Applications of nanotechnology continue to fuel significant innovations in areas ranging from electronics, microcomputing, and biotechnology to medicine, consumer supplies, aerospace, and energy production. As progress in nanoscale science and engineering leads to the continued development of advanced materials and new devices, improved methods of modeling and simulation are required to achieve a more robust quantitative understanding of matter at the nanoscale.
Computational Nanotechnology: Modeling and Applications with MATLAB® provides expert insights into current and emerging methods, opportunities, and challenges associated with the computational techniques involved in nanoscale research. Written by, and for, those working in the interdisciplinary fields that comprise nanotechnology—including engineering, physics, chemistry, biology, and medicine—this book covers a broad spectrum of technical information, research ideas, and practical knowledge. It presents an introduction to computational methods in nanotechnology, including a closer look at the theory and modeling of two important nanoscale systems: molecular magnets and semiconductor quantum dots.
Topics covered include:
- Modeling of nanoparticles and complex nano and MEMS systems
- Theory associated with micromagnetics
- Surface modeling of thin films
- Computational techniques used to validate hypotheses that may not be accessible through traditional experimentation
- Simulation methods for various nanotubes and modeling of carbon nanotube and silicon nanowire transistors
In regard to applications of computational nanotechnology in biology, contributors describe tracking of nanoscale structures in cells, effects of various forces on cellular behavior, and use of protein-coated gold nanoparticles to better understand protein-associated nanomaterials. Emphasizing the importance of MATLAB for biological simulations in nanomedicine, this wide-ranging survey of computational nanotechnology concludes by discussing future directions in the field, highlighting the importance of the algorithms, modeling software, and computational tools in the development of efficient nanoscale systems.

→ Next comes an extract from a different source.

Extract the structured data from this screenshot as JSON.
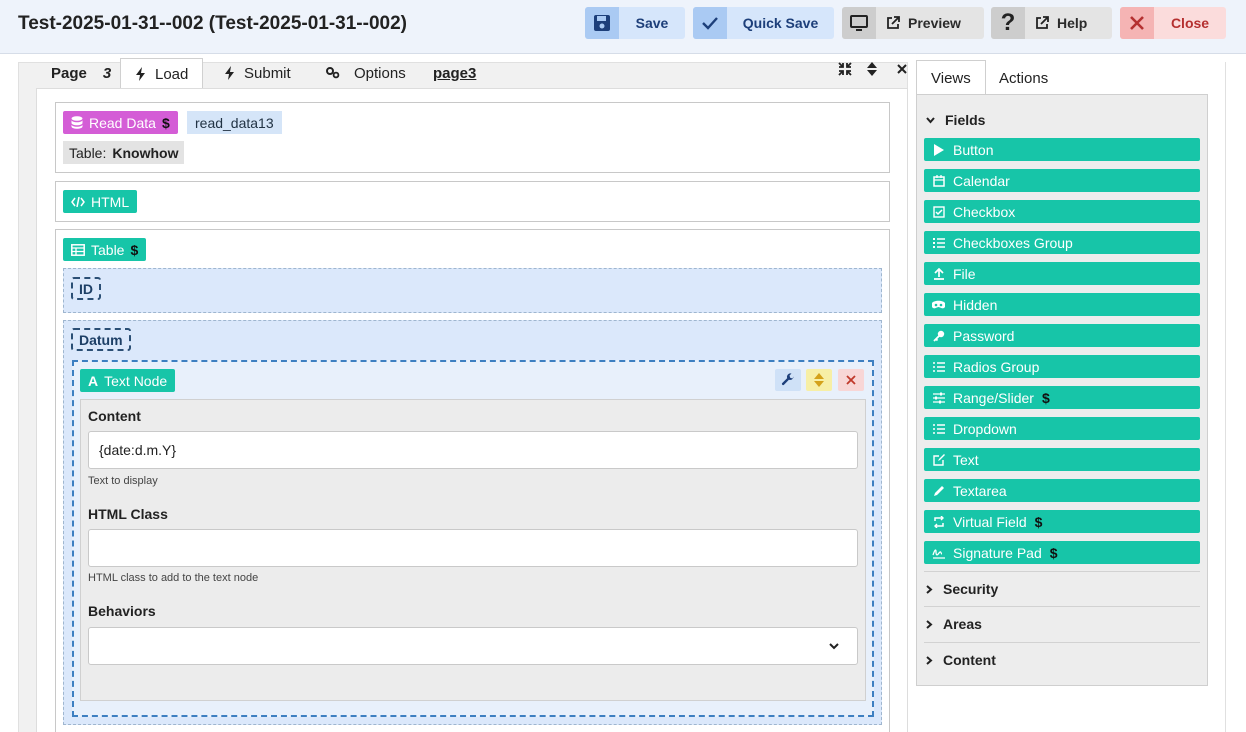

Table of Contents
Introduction to Computational Methods in Nanotechnology, O. Ciftja and S.M. Musa
Computational Modeling of Nanoparticles, U. Riaz and S.M. Ashraf
Micromagnetics: Finite Element Analysis of Nano- Sized Magnetic Materials Using MATLAB®, S.-L. Chin and T. Flack
System-Level Modeling of N/MEMS, J.V. Clark
Numerical Integrator for Continuum Equations of Surface Growth and Erosion, A. Keller, S. Facsko, and R. Cuerno
Configuration Optimizations and Photophysics Simulations of Single-Wall Nanotubes of Carbon, Silicon-Carbide, and Carbon-Nitride, W.-D. Cheng, C.-S. Lin, G.-L. Chai, and S.-P. Huang
MATLAB® Applications in Behavior Analysis of Systems Consisting of Carbon Nanotubes through Molecular Dynamics Simulation, M. Foroutan and S. Khoee
Device and Circuit Modeling of Nano-CMOS, M.L.P. Tan, D.C.Y. Chek, and V.K. Arora
Computational and Experimental Approaches to Cellular and Subcellular Tracking at the Nanoscale, Z. Al-Rekabi, D. Tremblay, K. Haase, R.L. Leask, and A.E. Pelling
Computational Simulations of Nanoindentation and Nanoscratch, C.-D. Wu, T.-H. Fang, and J.-F. Lin
Modeling of Reversible Protein Conjugation on Nanoscale Surface, K. Yokoyama
Computational Technology in Nanomedicine, V. Wiwanitkit
Future Directions: Opportunities and Challenges, G.C. Giakos
Appendix A: Material and Physical Constants
Appendix B: Symbols and Formulas
Appendix C: MATLAB®
Sarhan Musa received his Ph.D. in electrical engineering in 2001 from City University of New York. He is currently an associate professor in the engineering technology department of Prairie View A&M University, Texas. From 2009 to 2010, Dr. Musa was a visiting professor in the department of electrical computer engineering and also worked in the Nanoelectronic Systems Laboratory (NSL) at Rice University, Texas. His research interests include computational methods in nanotechnology, numerical modeling of electromagnetic systems, and computer communication networks. He currently serves on the Editorial Board of Journal of Modern Applied Science, and he is a senior member of the Institute of Electrical and Electronics Engineers (IEEE). He is also a 2010 Boeing Welliver Fellow.